AIM OF THE EXERCISE | Pick each line that has "this" out of the records.

DATA PROVIDED |
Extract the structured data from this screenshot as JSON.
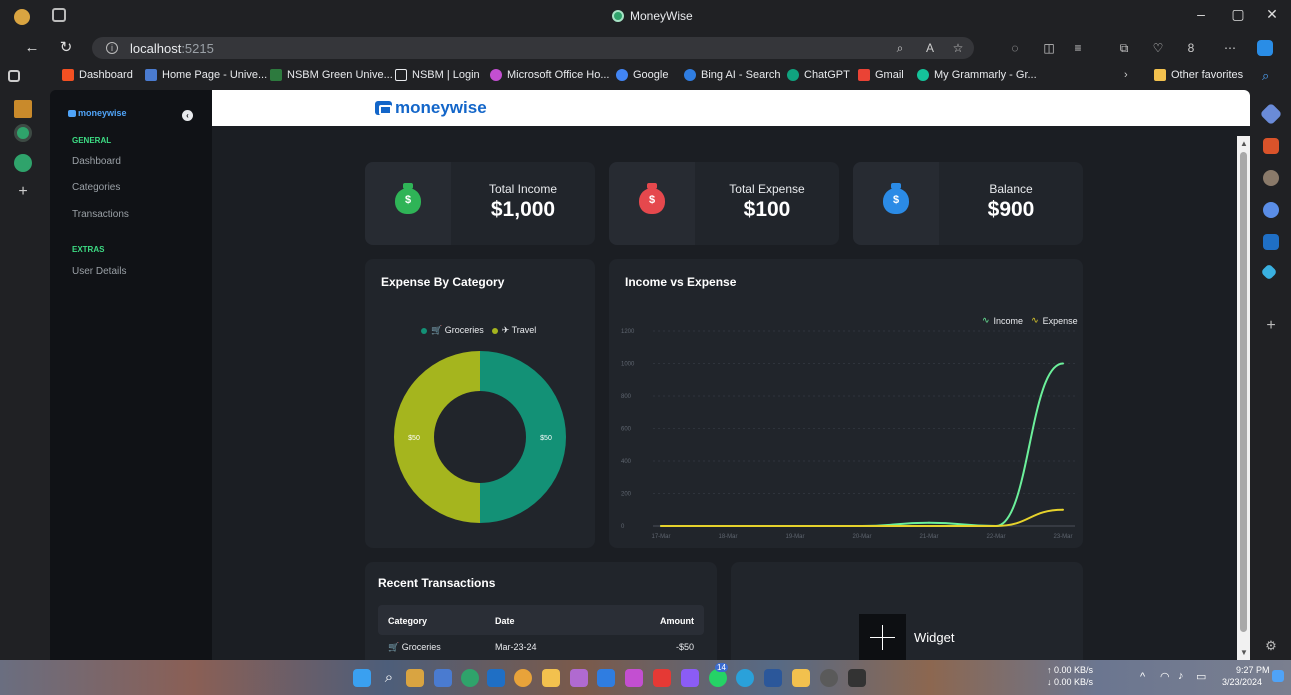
{
  "browser": {
    "window_title": "MoneyWise",
    "url_host": "localhost",
    "url_port": ":5215",
    "bookmarks": [
      {
        "label": "Dashboard",
        "color": "#f25022"
      },
      {
        "label": "Home Page - Unive...",
        "color": "#4a7bd0"
      },
      {
        "label": "NSBM Green Unive...",
        "color": "#2d7a3e"
      },
      {
        "label": "NSBM | Login",
        "color": "#e8eaed"
      },
      {
        "label": "Microsoft Office Ho...",
        "color": "#c34fd1"
      },
      {
        "label": "Google",
        "color": "#4285f4"
      },
      {
        "label": "Bing AI - Search",
        "color": "#2f7de1"
      },
      {
        "label": "ChatGPT",
        "color": "#10a37f"
      },
      {
        "label": "Gmail",
        "color": "#ea4335"
      },
      {
        "label": "My Grammarly - Gr...",
        "color": "#15c39a"
      }
    ],
    "other_favorites": "Other favorites"
  },
  "sidebar": {
    "logo": "moneywise",
    "sections": [
      {
        "title": "GENERAL",
        "items": [
          "Dashboard",
          "Categories",
          "Transactions"
        ]
      },
      {
        "title": "EXTRAS",
        "items": [
          "User Details"
        ]
      }
    ]
  },
  "header": {
    "brand": "moneywise"
  },
  "stats": [
    {
      "label": "Total Income",
      "value": "$1,000",
      "color": "#2fb457"
    },
    {
      "label": "Total Expense",
      "value": "$100",
      "color": "#e5484d"
    },
    {
      "label": "Balance",
      "value": "$900",
      "color": "#2b8be6"
    }
  ],
  "expense_chart": {
    "title": "Expense By Category",
    "legend": [
      "🛒 Groceries",
      "✈ Travel"
    ],
    "slice_labels": [
      "$50",
      "$50"
    ]
  },
  "income_chart": {
    "title": "Income vs Expense",
    "legend": [
      "Income",
      "Expense"
    ]
  },
  "chart_data": [
    {
      "type": "pie",
      "title": "Expense By Category",
      "categories": [
        "Groceries",
        "Travel"
      ],
      "values": [
        50,
        50
      ],
      "colors": [
        "#139176",
        "#a5b51e"
      ]
    },
    {
      "type": "line",
      "title": "Income vs Expense",
      "x": [
        "17-Mar",
        "18-Mar",
        "19-Mar",
        "20-Mar",
        "21-Mar",
        "22-Mar",
        "23-Mar"
      ],
      "yticks": [
        0,
        200,
        400,
        600,
        800,
        1000,
        1200
      ],
      "ylim": [
        0,
        1200
      ],
      "series": [
        {
          "name": "Income",
          "values": [
            0,
            0,
            0,
            0,
            20,
            0,
            1000
          ],
          "color": "#6cf09b"
        },
        {
          "name": "Expense",
          "values": [
            0,
            0,
            0,
            0,
            0,
            0,
            100
          ],
          "color": "#e6d22c"
        }
      ],
      "legend": "top-right",
      "grid": true
    }
  ],
  "transactions": {
    "title": "Recent Transactions",
    "columns": [
      "Category",
      "Date",
      "Amount"
    ],
    "rows": [
      {
        "category": "🛒 Groceries",
        "date": "Mar-23-24",
        "amount": "-$50"
      }
    ]
  },
  "widget": {
    "label": "Widget"
  },
  "taskbar": {
    "net_up": "↑ 0.00 KB/s",
    "net_down": "↓ 0.00 KB/s",
    "time": "9:27 PM",
    "date": "3/23/2024",
    "badge": "14"
  }
}
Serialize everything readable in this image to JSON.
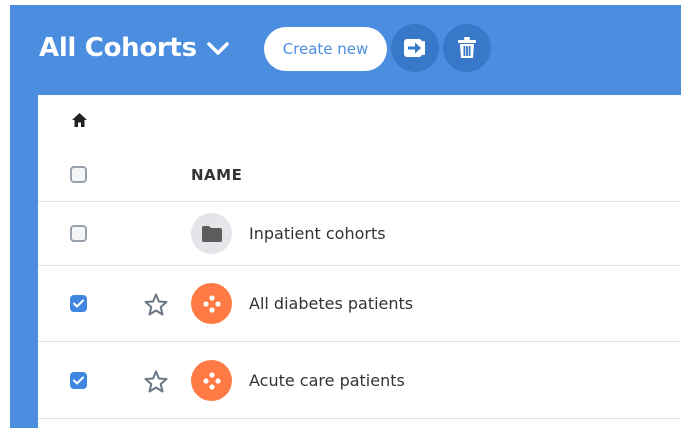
{
  "header": {
    "title": "All Cohorts",
    "create_label": "Create new"
  },
  "table": {
    "column_name": "NAME",
    "rows": [
      {
        "name": "Inpatient cohorts",
        "type": "folder",
        "checked": false,
        "starred": null
      },
      {
        "name": "All diabetes patients",
        "type": "cohort",
        "checked": true,
        "starred": false
      },
      {
        "name": "Acute care patients",
        "type": "cohort",
        "checked": true,
        "starred": false
      }
    ]
  },
  "colors": {
    "header_bg": "#4b8ee0",
    "accent": "#3f86e1",
    "cohort_icon": "#ff7a45"
  },
  "icons": [
    "home-icon",
    "chevron-down-icon",
    "move-to-icon",
    "trash-icon",
    "folder-icon",
    "cohort-icon",
    "star-icon",
    "checkmark-icon"
  ]
}
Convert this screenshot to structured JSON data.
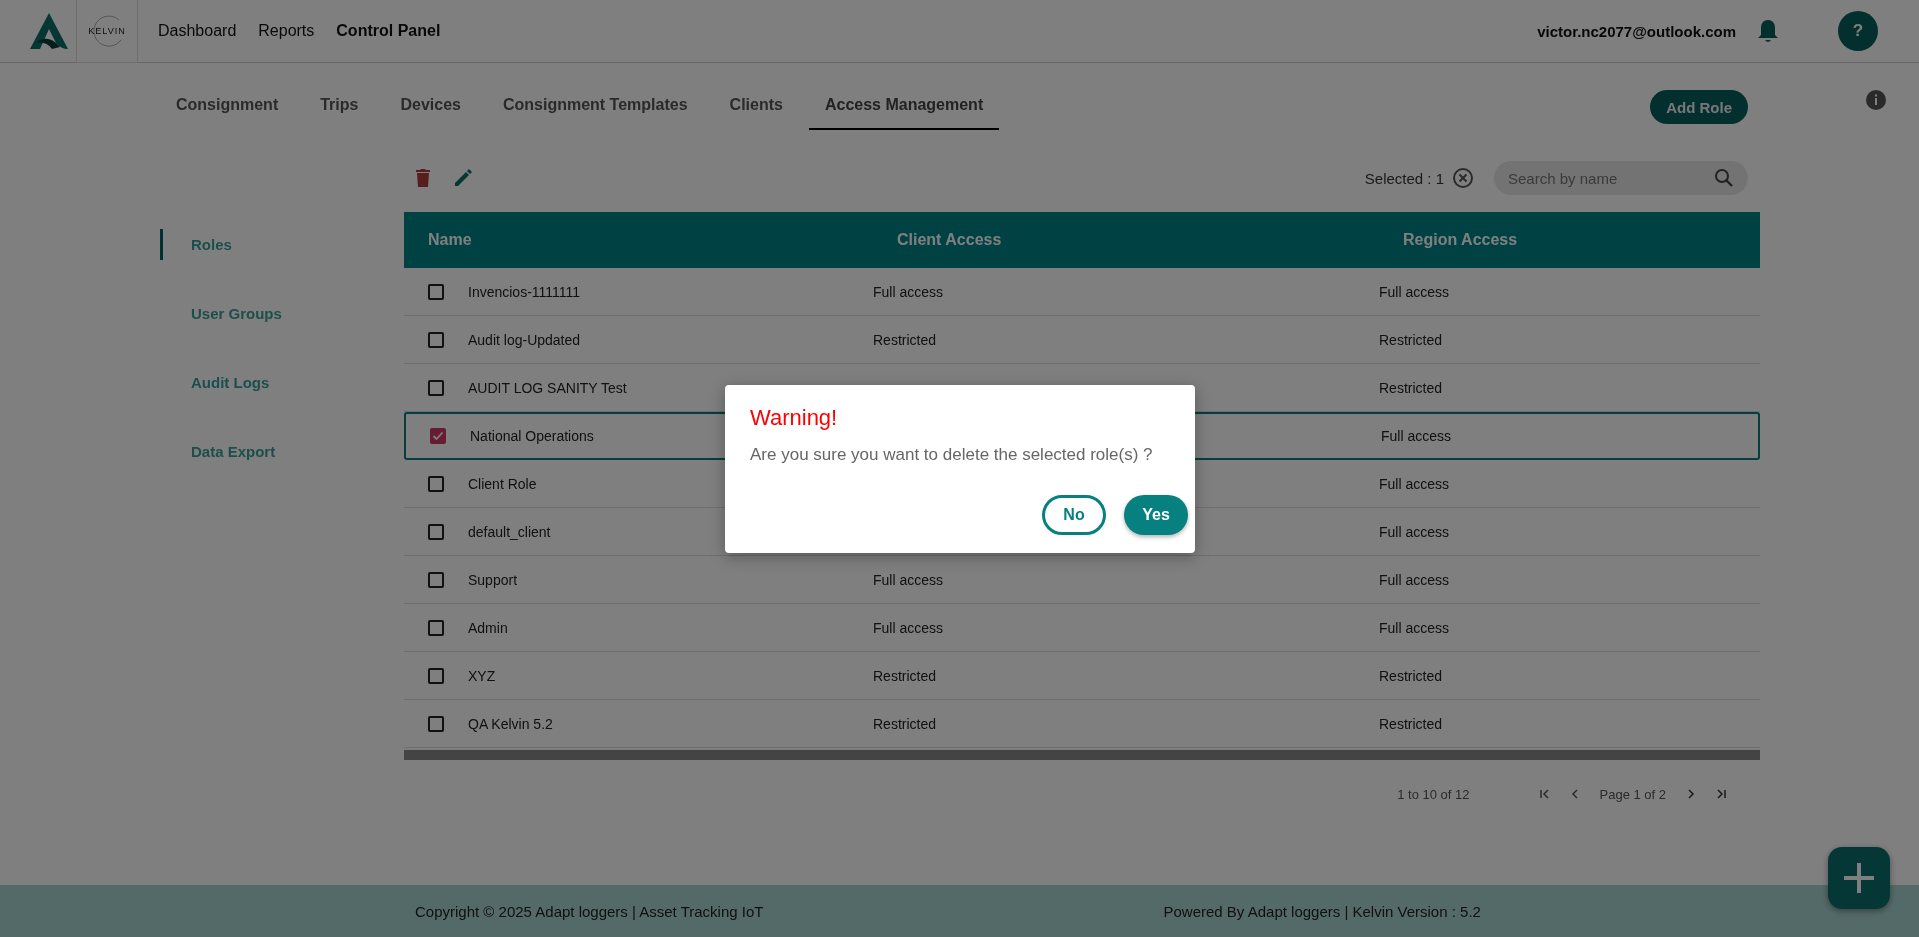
{
  "header": {
    "logo_text": "KELVIN",
    "nav": [
      {
        "label": "Dashboard",
        "selected": false
      },
      {
        "label": "Reports",
        "selected": false
      },
      {
        "label": "Control Panel",
        "selected": true
      }
    ],
    "email": "victor.nc2077@outlook.com",
    "help": "?"
  },
  "tabs": [
    {
      "label": "Consignment",
      "selected": false
    },
    {
      "label": "Trips",
      "selected": false
    },
    {
      "label": "Devices",
      "selected": false
    },
    {
      "label": "Consignment Templates",
      "selected": false
    },
    {
      "label": "Clients",
      "selected": false
    },
    {
      "label": "Access Management",
      "selected": true
    }
  ],
  "add_button": "Add Role",
  "toolbar": {
    "selected_label": "Selected : 1",
    "search": {
      "placeholder": "Search by name"
    }
  },
  "sidebar": {
    "items": [
      {
        "label": "Roles",
        "selected": true
      },
      {
        "label": "User Groups",
        "selected": false
      },
      {
        "label": "Audit Logs",
        "selected": false
      },
      {
        "label": "Data Export",
        "selected": false
      }
    ]
  },
  "table": {
    "columns": [
      "Name",
      "Client Access",
      "Region Access"
    ],
    "rows": [
      {
        "name": "Invencios-1111111",
        "client_access": "Full access",
        "region_access": "Full access",
        "checked": false
      },
      {
        "name": "Audit log-Updated",
        "client_access": "Restricted",
        "region_access": "Restricted",
        "checked": false
      },
      {
        "name": "AUDIT LOG SANITY Test",
        "region_access": "Restricted",
        "checked": false
      },
      {
        "name": "National Operations",
        "region_access": "Full access",
        "checked": true
      },
      {
        "name": "Client Role",
        "region_access": "Full access",
        "checked": false
      },
      {
        "name": "default_client",
        "region_access": "Full access",
        "checked": false
      },
      {
        "name": "Support",
        "client_access": "Full access",
        "region_access": "Full access",
        "checked": false
      },
      {
        "name": "Admin",
        "client_access": "Full access",
        "region_access": "Full access",
        "checked": false
      },
      {
        "name": "XYZ",
        "client_access": "Restricted",
        "region_access": "Restricted",
        "checked": false
      },
      {
        "name": "QA Kelvin 5.2",
        "client_access": "Restricted",
        "region_access": "Restricted",
        "checked": false
      }
    ]
  },
  "pagination": {
    "range": "1 to 10 of 12",
    "page": "Page 1 of 2"
  },
  "footer": {
    "copyright": "Copyright © 2025 Adapt loggers | Asset Tracking IoT",
    "powered": "Powered By Adapt loggers | Kelvin Version : 5.2"
  },
  "dialog": {
    "title": "Warning!",
    "message": "Are you sure you want to delete the selected role(s) ?",
    "buttons": [
      {
        "label": "No",
        "kind": "outline"
      },
      {
        "label": "Yes",
        "kind": "filled"
      }
    ]
  }
}
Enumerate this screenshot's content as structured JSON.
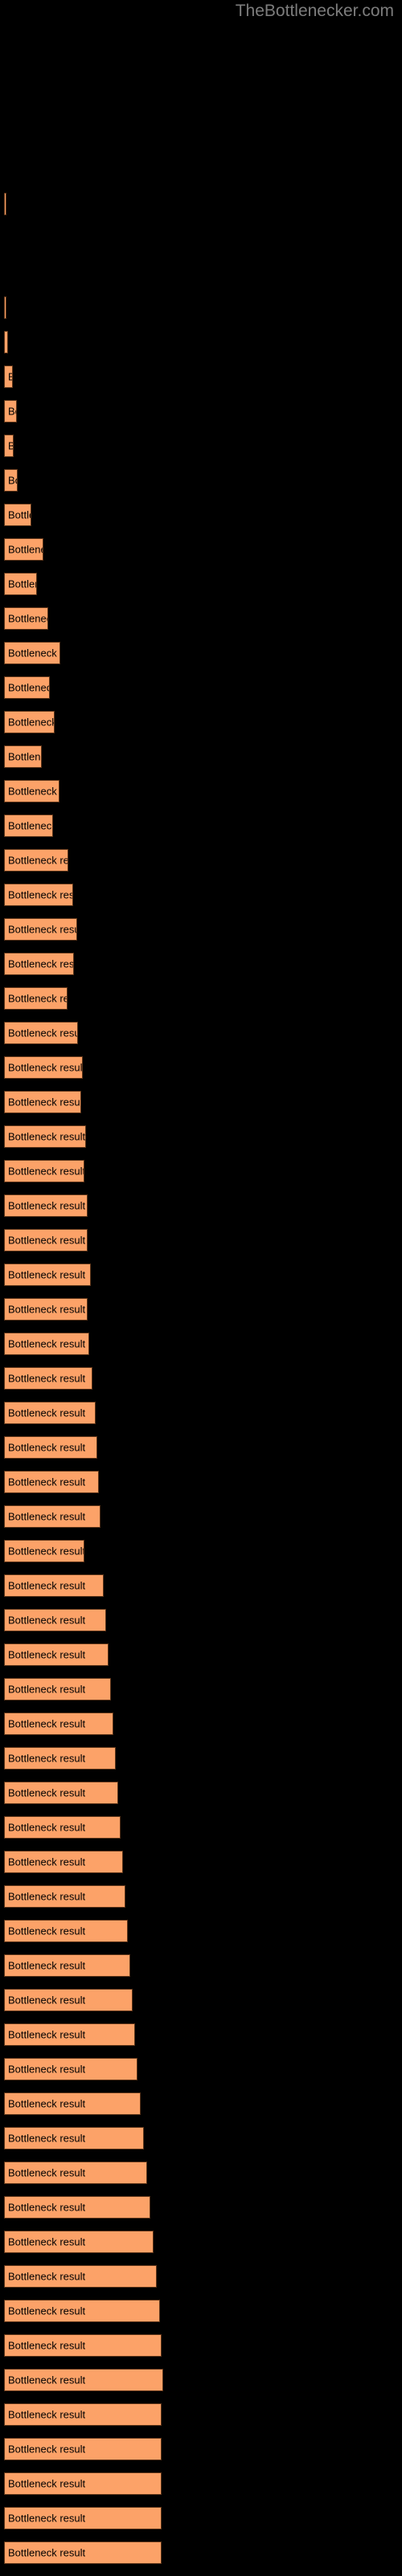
{
  "header": {
    "site_title": "TheBottlenecker.com",
    "title_color": "#7d7d7d"
  },
  "colors": {
    "background": "#000000",
    "bar_fill": "#fca268",
    "bar_border": "#5a3318",
    "bar_label_text": "#000000"
  },
  "chart_data": {
    "type": "bar",
    "orientation": "horizontal",
    "title": "",
    "subtitle": "",
    "xlabel": "",
    "ylabel": "",
    "grid": false,
    "legend": null,
    "axis_visible": false,
    "categories": [
      "",
      "",
      "",
      "",
      "",
      "",
      "",
      "",
      "",
      "",
      "",
      "",
      "",
      "",
      "",
      "",
      "",
      "",
      "",
      "",
      "",
      "",
      "",
      "",
      "",
      "",
      "",
      "",
      "",
      "",
      "",
      "",
      "",
      "",
      "",
      "",
      "",
      "",
      "",
      "",
      "",
      "",
      "",
      "",
      ""
    ],
    "bar_label_text": "Bottleneck result",
    "xlim": [
      0,
      500
    ],
    "values": [
      0,
      0,
      0,
      0,
      0,
      1,
      0,
      0,
      0,
      0,
      0,
      1,
      0,
      0,
      1,
      9,
      14,
      10,
      15,
      19,
      30,
      44,
      57,
      47,
      61,
      70,
      55,
      80,
      65,
      84,
      72,
      95,
      105,
      96,
      114,
      106,
      124,
      115,
      133,
      126,
      146,
      137,
      155,
      148,
      191
    ],
    "bars": [
      {
        "index": 1,
        "y": 240,
        "width": 3,
        "label": "",
        "label_visible": false
      },
      {
        "index": 2,
        "y": 369,
        "width": 3,
        "label": "",
        "label_visible": false
      },
      {
        "index": 3,
        "y": 412,
        "width": 5,
        "label": "",
        "label_visible": false
      },
      {
        "index": 4,
        "y": 455,
        "width": 11,
        "label": "Bottleneck result",
        "label_visible": true
      },
      {
        "index": 5,
        "y": 498,
        "width": 16,
        "label": "Bottleneck result",
        "label_visible": true
      },
      {
        "index": 6,
        "y": 541,
        "width": 12,
        "label": "Bottleneck result",
        "label_visible": true
      },
      {
        "index": 7,
        "y": 584,
        "width": 17,
        "label": "Bottleneck result",
        "label_visible": true
      },
      {
        "index": 8,
        "y": 627,
        "width": 34,
        "label": "Bottleneck result",
        "label_visible": true
      },
      {
        "index": 9,
        "y": 670,
        "width": 49,
        "label": "Bottleneck result",
        "label_visible": true
      },
      {
        "index": 10,
        "y": 713,
        "width": 41,
        "label": "Bottleneck result",
        "label_visible": true
      },
      {
        "index": 11,
        "y": 756,
        "width": 55,
        "label": "Bottleneck result",
        "label_visible": true
      },
      {
        "index": 12,
        "y": 799,
        "width": 70,
        "label": "Bottleneck result",
        "label_visible": true
      },
      {
        "index": 13,
        "y": 842,
        "width": 57,
        "label": "Bottleneck result",
        "label_visible": true
      },
      {
        "index": 14,
        "y": 885,
        "width": 63,
        "label": "Bottleneck result",
        "label_visible": true
      },
      {
        "index": 15,
        "y": 928,
        "width": 47,
        "label": "Bottleneck result",
        "label_visible": true
      },
      {
        "index": 16,
        "y": 971,
        "width": 69,
        "label": "Bottleneck result",
        "label_visible": true
      },
      {
        "index": 17,
        "y": 1014,
        "width": 61,
        "label": "Bottleneck result",
        "label_visible": true
      },
      {
        "index": 18,
        "y": 1057,
        "width": 80,
        "label": "Bottleneck result",
        "label_visible": true
      },
      {
        "index": 19,
        "y": 1100,
        "width": 86,
        "label": "Bottleneck result",
        "label_visible": true
      },
      {
        "index": 20,
        "y": 1143,
        "width": 91,
        "label": "Bottleneck result",
        "label_visible": true
      },
      {
        "index": 21,
        "y": 1186,
        "width": 87,
        "label": "Bottleneck result",
        "label_visible": true
      },
      {
        "index": 22,
        "y": 1229,
        "width": 79,
        "label": "Bottleneck result",
        "label_visible": true
      },
      {
        "index": 23,
        "y": 1272,
        "width": 92,
        "label": "Bottleneck result",
        "label_visible": true
      },
      {
        "index": 24,
        "y": 1315,
        "width": 98,
        "label": "Bottleneck result",
        "label_visible": true
      },
      {
        "index": 25,
        "y": 1358,
        "width": 96,
        "label": "Bottleneck result",
        "label_visible": true
      },
      {
        "index": 26,
        "y": 1401,
        "width": 102,
        "label": "Bottleneck result",
        "label_visible": true
      },
      {
        "index": 27,
        "y": 1444,
        "width": 100,
        "label": "Bottleneck result",
        "label_visible": true
      },
      {
        "index": 28,
        "y": 1487,
        "width": 104,
        "label": "Bottleneck result",
        "label_visible": true
      },
      {
        "index": 29,
        "y": 1530,
        "width": 104,
        "label": "Bottleneck result",
        "label_visible": true
      },
      {
        "index": 30,
        "y": 1573,
        "width": 108,
        "label": "Bottleneck result",
        "label_visible": true
      },
      {
        "index": 31,
        "y": 1616,
        "width": 104,
        "label": "Bottleneck result",
        "label_visible": true
      },
      {
        "index": 32,
        "y": 1659,
        "width": 106,
        "label": "Bottleneck result",
        "label_visible": true
      },
      {
        "index": 33,
        "y": 1702,
        "width": 110,
        "label": "Bottleneck result",
        "label_visible": true
      },
      {
        "index": 34,
        "y": 1745,
        "width": 114,
        "label": "Bottleneck result",
        "label_visible": true
      },
      {
        "index": 35,
        "y": 1788,
        "width": 116,
        "label": "Bottleneck result",
        "label_visible": true
      },
      {
        "index": 36,
        "y": 1831,
        "width": 118,
        "label": "Bottleneck result",
        "label_visible": true
      },
      {
        "index": 37,
        "y": 1874,
        "width": 120,
        "label": "Bottleneck result",
        "label_visible": true
      },
      {
        "index": 38,
        "y": 1917,
        "width": 100,
        "label": "Bottleneck result",
        "label_visible": true
      },
      {
        "index": 39,
        "y": 1960,
        "width": 124,
        "label": "Bottleneck result",
        "label_visible": true
      },
      {
        "index": 40,
        "y": 2003,
        "width": 127,
        "label": "Bottleneck result",
        "label_visible": true
      },
      {
        "index": 41,
        "y": 2046,
        "width": 130,
        "label": "Bottleneck result",
        "label_visible": true
      },
      {
        "index": 42,
        "y": 2089,
        "width": 133,
        "label": "Bottleneck result",
        "label_visible": true
      },
      {
        "index": 43,
        "y": 2132,
        "width": 136,
        "label": "Bottleneck result",
        "label_visible": true
      },
      {
        "index": 44,
        "y": 2175,
        "width": 139,
        "label": "Bottleneck result",
        "label_visible": true
      },
      {
        "index": 45,
        "y": 2218,
        "width": 142,
        "label": "Bottleneck result",
        "label_visible": true
      },
      {
        "index": 46,
        "y": 2261,
        "width": 145,
        "label": "Bottleneck result",
        "label_visible": true
      },
      {
        "index": 47,
        "y": 2304,
        "width": 148,
        "label": "Bottleneck result",
        "label_visible": true
      },
      {
        "index": 48,
        "y": 2347,
        "width": 151,
        "label": "Bottleneck result",
        "label_visible": true
      },
      {
        "index": 49,
        "y": 2390,
        "width": 154,
        "label": "Bottleneck result",
        "label_visible": true
      },
      {
        "index": 50,
        "y": 2433,
        "width": 157,
        "label": "Bottleneck result",
        "label_visible": true
      },
      {
        "index": 51,
        "y": 2476,
        "width": 160,
        "label": "Bottleneck result",
        "label_visible": true
      },
      {
        "index": 52,
        "y": 2519,
        "width": 163,
        "label": "Bottleneck result",
        "label_visible": true
      },
      {
        "index": 53,
        "y": 2562,
        "width": 166,
        "label": "Bottleneck result",
        "label_visible": true
      },
      {
        "index": 54,
        "y": 2605,
        "width": 170,
        "label": "Bottleneck result",
        "label_visible": true
      },
      {
        "index": 55,
        "y": 2648,
        "width": 174,
        "label": "Bottleneck result",
        "label_visible": true
      },
      {
        "index": 56,
        "y": 2691,
        "width": 178,
        "label": "Bottleneck result",
        "label_visible": true
      },
      {
        "index": 57,
        "y": 2734,
        "width": 182,
        "label": "Bottleneck result",
        "label_visible": true
      },
      {
        "index": 58,
        "y": 2777,
        "width": 186,
        "label": "Bottleneck result",
        "label_visible": true
      },
      {
        "index": 59,
        "y": 2820,
        "width": 190,
        "label": "Bottleneck result",
        "label_visible": true
      },
      {
        "index": 60,
        "y": 2863,
        "width": 194,
        "label": "Bottleneck result",
        "label_visible": true
      },
      {
        "index": 61,
        "y": 2906,
        "width": 196,
        "label": "Bottleneck result",
        "label_visible": true
      },
      {
        "index": 62,
        "y": 2949,
        "width": 198,
        "label": "Bottleneck result",
        "label_visible": true
      },
      {
        "index": 63,
        "y": 2992,
        "width": 196,
        "label": "Bottleneck result",
        "label_visible": true
      },
      {
        "index": 64,
        "y": 3035,
        "width": 196,
        "label": "Bottleneck result",
        "label_visible": true
      },
      {
        "index": 65,
        "y": 3078,
        "width": 196,
        "label": "Bottleneck result",
        "label_visible": true
      },
      {
        "index": 66,
        "y": 3121,
        "width": 196,
        "label": "Bottleneck result",
        "label_visible": true
      },
      {
        "index": 67,
        "y": 3164,
        "width": 196,
        "label": "Bottleneck result",
        "label_visible": true
      }
    ]
  }
}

EXERCISE RESPONSE |
Extract the structured data from this screenshot as JSON.
Serialize everything readable in this image to JSON.
Convert this screenshot to structured JSON data.
Enumerate this screenshot's content as structured JSON.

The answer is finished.